INDIANAPOLIS (WISH) — Thursday, U.S. Attorney for the Southern District of Indiana Josh Minkler said the 45-day federal initiative to reduce crime in Indianapolis is extending, this time with no set expiration date.
Operation Legend is a partnership between federal agents and local law enforcement that was supposed to end Wednesday.
Minkler’s announcement to continue the operation came just hours after Indianapolis reached 172 homicides so far this year, which is also the total count for all of 2019.
For the past 45 days, 57 federal agents have been working in Indianapolis streets and Minkler said it’s paid off.
“In the 45 days prior to operation Legend, from July 1st to August 15th, there were 39 homicides and 31 murders. When operation Legend was implemented and that’s August 15th through September 30th, there were 25 homicides and 23 murders so that is a 35 percent reduction in homicides and a 25 percent reduction in murders,” said Minkler.
Additionally, he said 57 people have been charged in 48 cases for federal crimes related to gun violence and 176 guns used in crimes have been taken off the streets.
Minkler said $1,471,000 from both drug deals and money spent on drugs has been collected. The agents have also seized more than 50 pounds of meth, more than 2 pounds of fentanyl and more than 3 pounds of heroin.
During the collaboration, the U.S. Marshal Service arrested 61 fugitives.
“These are very serious individuals that have been taken off the streets and it’s made the streets safer,” Minkler said.
He is working to keep the program around as long as he can.
“We think that will drive down the number of homicides, it’s clearly driving them down now. A permanent solution to shootings is a bigger issue, right? Arrests and prosecutions are certainly part of the solution but I’ve said many times arrests are not the only solution. You have to address the root causes, but you have to make it safe to address the root causes,” Minkler said.

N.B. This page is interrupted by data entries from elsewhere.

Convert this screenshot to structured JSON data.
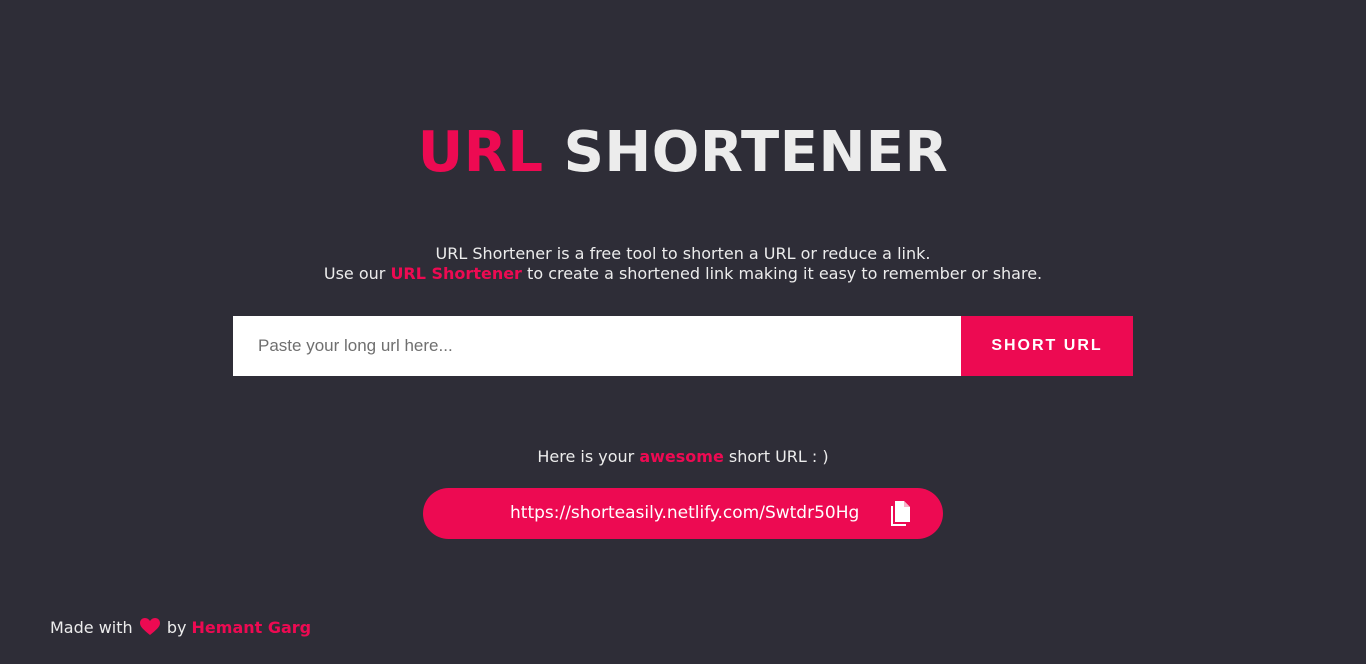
{
  "title": {
    "accent": "URL",
    "main": "SHORTENER"
  },
  "description": {
    "line1": "URL Shortener is a free tool to shorten a URL or reduce a link.",
    "line2_prefix": "Use our ",
    "line2_accent": "URL Shortener",
    "line2_suffix": " to create a shortened link making it easy to remember or share."
  },
  "form": {
    "input_placeholder": "Paste your long url here...",
    "input_value": "",
    "button_label": "SHORT URL"
  },
  "result": {
    "label_prefix": "Here is your ",
    "label_accent": "awesome",
    "label_suffix": " short URL : )",
    "short_url": "https://shorteasily.netlify.com/Swtdr50Hg",
    "copy_icon": "copy-icon"
  },
  "footer": {
    "prefix": "Made with ",
    "heart_icon": "heart-icon",
    "by": " by ",
    "author": "Hemant Garg"
  },
  "colors": {
    "background": "#2e2d37",
    "accent": "#ed0a52",
    "text": "#ececec"
  }
}
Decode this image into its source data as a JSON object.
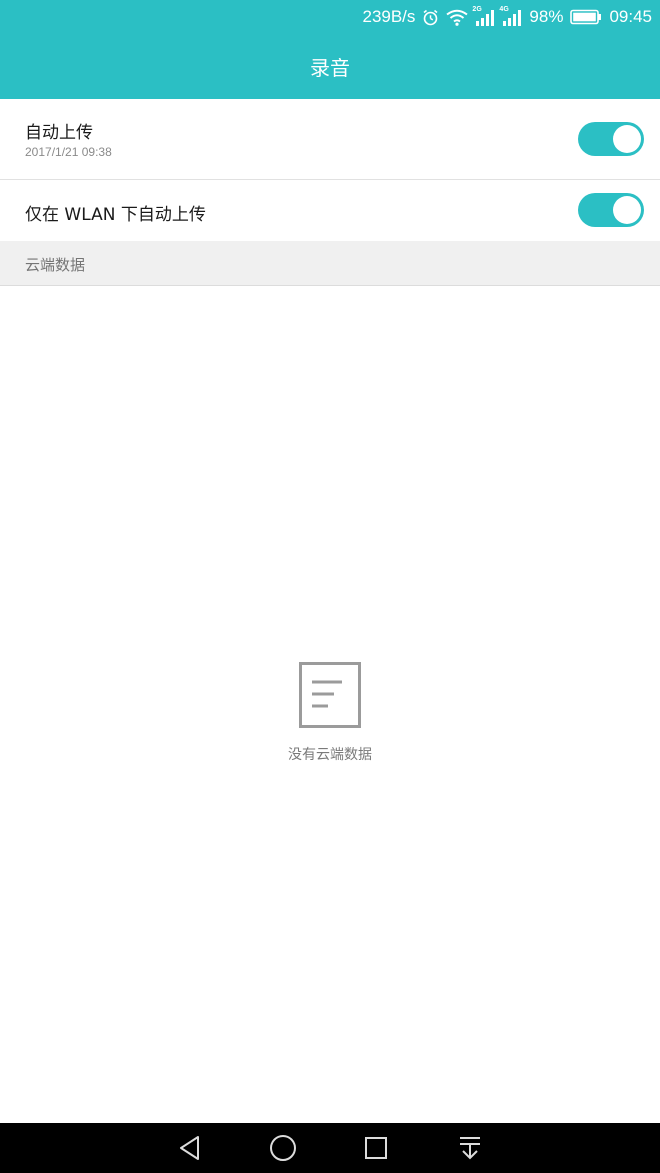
{
  "status_bar": {
    "net_speed": "239B/s",
    "network_2g_tag": "2G",
    "network_4g_tag": "4G",
    "battery_percent": "98%",
    "time": "09:45",
    "icons": [
      "alarm-icon",
      "wifi-icon",
      "signal-icon",
      "signal-icon",
      "battery-icon"
    ]
  },
  "header": {
    "title": "录音"
  },
  "settings": {
    "auto_upload": {
      "label": "自动上传",
      "last_time": "2017/1/21 09:38",
      "enabled": true
    },
    "wlan_only": {
      "label": "仅在 WLAN 下自动上传",
      "enabled": true
    }
  },
  "cloud_section": {
    "header": "云端数据",
    "empty_text": "没有云端数据",
    "empty_icon": "document-icon"
  },
  "nav_bar": {
    "icons": [
      "back-icon",
      "home-icon",
      "recents-icon",
      "notification-pull-icon"
    ]
  },
  "colors": {
    "accent": "#2bbfc4",
    "section_bg": "#f0f0f0",
    "nav_bg": "#000000"
  }
}
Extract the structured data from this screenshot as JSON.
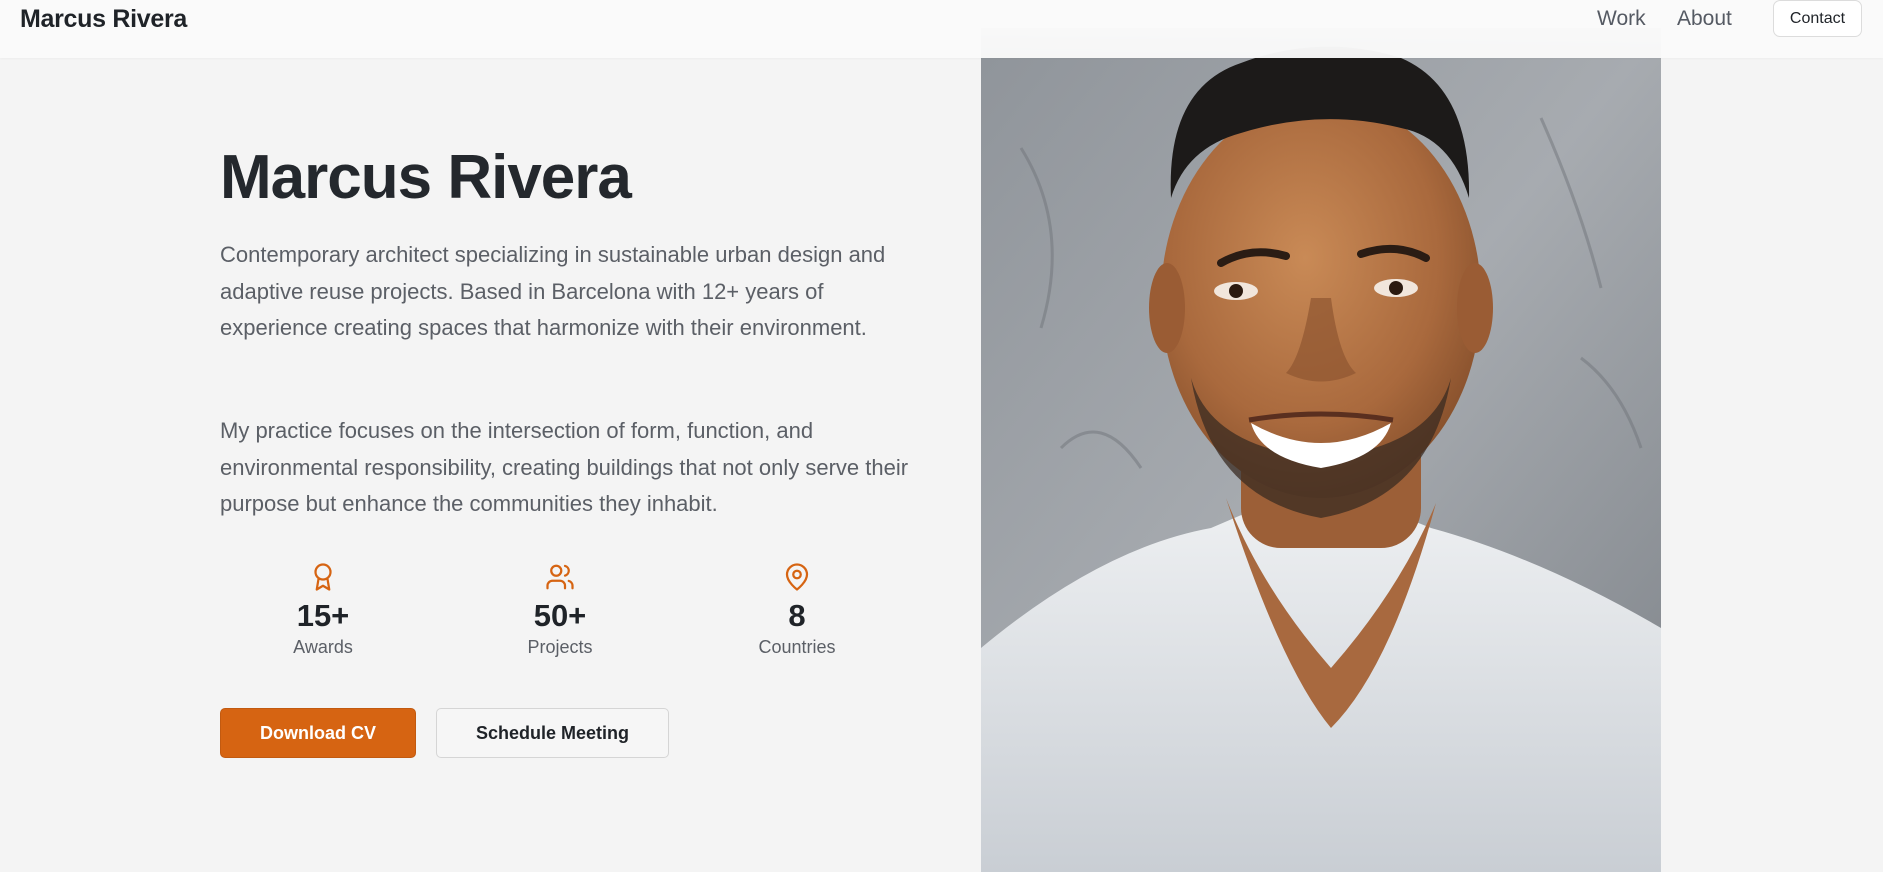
{
  "nav": {
    "brand": "Marcus Rivera",
    "links": [
      {
        "label": "Work"
      },
      {
        "label": "About"
      }
    ],
    "contact_label": "Contact"
  },
  "hero": {
    "title": "Marcus Rivera",
    "paragraphs": [
      "Contemporary architect specializing in sustainable urban design and adaptive reuse projects. Based in Barcelona with 12+ years of experience creating spaces that harmonize with their environment.",
      "My practice focuses on the intersection of form, function, and environmental responsibility, creating buildings that not only serve their purpose but enhance the communities they inhabit."
    ],
    "stats": [
      {
        "icon": "award-icon",
        "value": "15+",
        "label": "Awards"
      },
      {
        "icon": "users-icon",
        "value": "50+",
        "label": "Projects"
      },
      {
        "icon": "map-pin-icon",
        "value": "8",
        "label": "Countries"
      }
    ],
    "buttons": {
      "primary_label": "Download CV",
      "secondary_label": "Schedule Meeting"
    }
  },
  "portrait": {
    "alt": "Portrait photo"
  },
  "colors": {
    "accent": "#d66412",
    "background": "#f4f4f4",
    "heading": "#24282d",
    "body_text": "#5b5f66"
  }
}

He said the Department of Justice just approved a nearly $1 million grant for the Indiana Department of Corrections. The goal is to expand existing programs and create new ones aimed at reducing crimes committed by people on probation or under parole supervision.